May 17, 2016
For beginning fisherman, or those interested in learning more about the peaceful pass time, learning to distinguish fly and spin fishing is useful knowledge. Fly fishing has some unique requirements that you should definitely think about before hand. Here are a few pros and cons to consider before you plan your next fishing trip.
Let’s start on the positive. Fly fishing is a delicate dance above the water. You can cast these lightweight flies long distances, and land them softly atop the water far easier than you can spin fishing. That’s because the weight of the sinker spooks the fish just below — often with a splash! Fly fishing makes it possible to cast even the tiniest flies, like midgets, very far distances. Over time, as you get better at casting, you’ll learn to drop a fly above the water quietly and the result will pay off.
What’s more, the various flies you’ll want to buy are all cheaper than most lures. Most quality flies cost around $1each—you would likely spend double on mediocre lures, a lot more for quality products.
The drawbacks of fly fishing depend greatly on the setting, and your time allotment. You need a lot of room to successfully fly fish. Casting is critical and requires ample room to swing the line back and forth to generate speed for distance. You could spend most of your fishing trip cutting flies out the trees if you don’t have enough room to cast. As a result of needing more room, you’ll find it’s much harder to perfect your cast. It takes a lot of patience and practice to fly fish properly, and you need the right setting to learn effectively.
Conversely, learning to cast a spinning outfit takes an afternoon. Depending on the kind of time you have available for your trip, this is definitely something you should consider if you’re just starting out.
If you’re thinking about planning a fly fishing trip, or want to learn more about it, one of the best settings is in the Nantahala River, or Tuckasegee River in North Carolina. The beautiful country and Great Smoky Mountains are reason enough to take the trip, but these rivers also offer guided tours. There are also classes available to tech step-by-step instructions on how to tie the most effective flies!

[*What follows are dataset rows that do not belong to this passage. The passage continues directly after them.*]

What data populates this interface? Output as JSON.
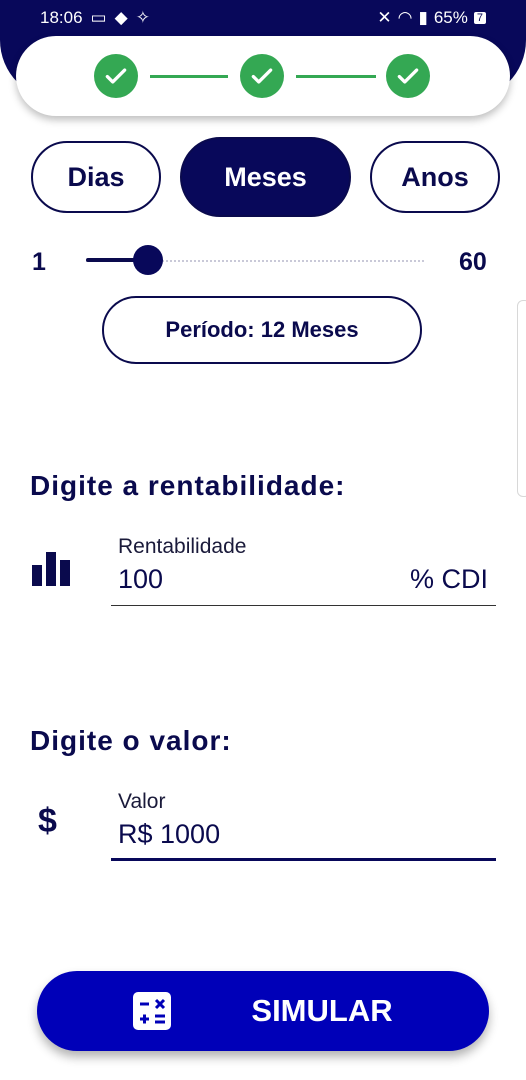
{
  "status_bar": {
    "time": "18:06",
    "battery": "65%",
    "battery_indicator": "7"
  },
  "stepper": {
    "steps": [
      {
        "state": "completed",
        "icon": "check-icon"
      },
      {
        "state": "completed",
        "icon": "check-icon"
      },
      {
        "state": "completed",
        "icon": "check-icon"
      }
    ],
    "color": "#34a853"
  },
  "period_units": {
    "options": [
      "Dias",
      "Meses",
      "Anos"
    ],
    "selected": "Meses"
  },
  "slider": {
    "min_label": "1",
    "max_label": "60",
    "value": 12
  },
  "period_display": "Período: 12 Meses",
  "profitability": {
    "section_title": "Digite a rentabilidade:",
    "label": "Rentabilidade",
    "value": "100",
    "suffix": "% CDI",
    "icon": "bar-chart-icon"
  },
  "amount": {
    "section_title": "Digite o valor:",
    "label": "Valor",
    "value": "R$ 1000",
    "icon": "dollar-icon"
  },
  "simulate_button": {
    "label": "SIMULAR",
    "icon": "calculator-icon"
  },
  "colors": {
    "primary_dark": "#08085a",
    "button_blue": "#0000b8",
    "success_green": "#34a853"
  }
}
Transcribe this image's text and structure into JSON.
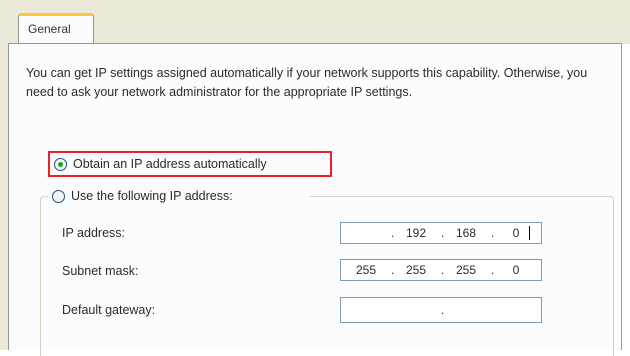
{
  "tab": {
    "label": "General"
  },
  "intro_text": "You can get IP settings assigned automatically if your network supports this capability. Otherwise, you need to ask your network administrator for the appropriate IP settings.",
  "options": {
    "auto_label": "Obtain an IP address automatically",
    "manual_label": "Use the following IP address:",
    "selected": "auto"
  },
  "fields": {
    "ip_address": {
      "label": "IP address:",
      "octets": [
        "",
        "192",
        "168",
        "0"
      ]
    },
    "subnet_mask": {
      "label": "Subnet mask:",
      "octets": [
        "255",
        "255",
        "255",
        "0"
      ]
    },
    "default_gateway": {
      "label": "Default gateway:",
      "octets": [
        "",
        "",
        "",
        ""
      ]
    }
  },
  "highlight_color": "#e8202a",
  "tab_accent_color": "#ffc83c"
}
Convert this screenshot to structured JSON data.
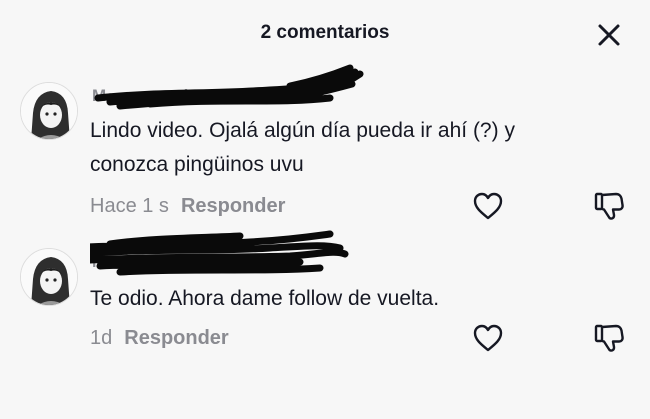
{
  "header": {
    "title": "2 comentarios"
  },
  "comments": [
    {
      "username": "M•••••••••••ky",
      "text": "Lindo video. Ojalá algún día pueda ir ahí (?) y conozca pingüinos uvu",
      "time": "Hace 1 s",
      "reply": "Responder"
    },
    {
      "username": "M•••••••••••ky",
      "text": "Te odio. Ahora dame follow de vuelta.",
      "time": "1d",
      "reply": "Responder"
    }
  ],
  "icons": {
    "close": "close-icon",
    "avatar": "avatar-image",
    "like": "heart-icon",
    "dislike": "thumbs-down-icon"
  },
  "colors": {
    "text": "#161823",
    "muted": "#8a8b91",
    "background": "#f7f7f7"
  }
}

Both fly and spin fishing have something to offer your river fishing trip. Hopefully these pros and cons will help make your choice a little easier.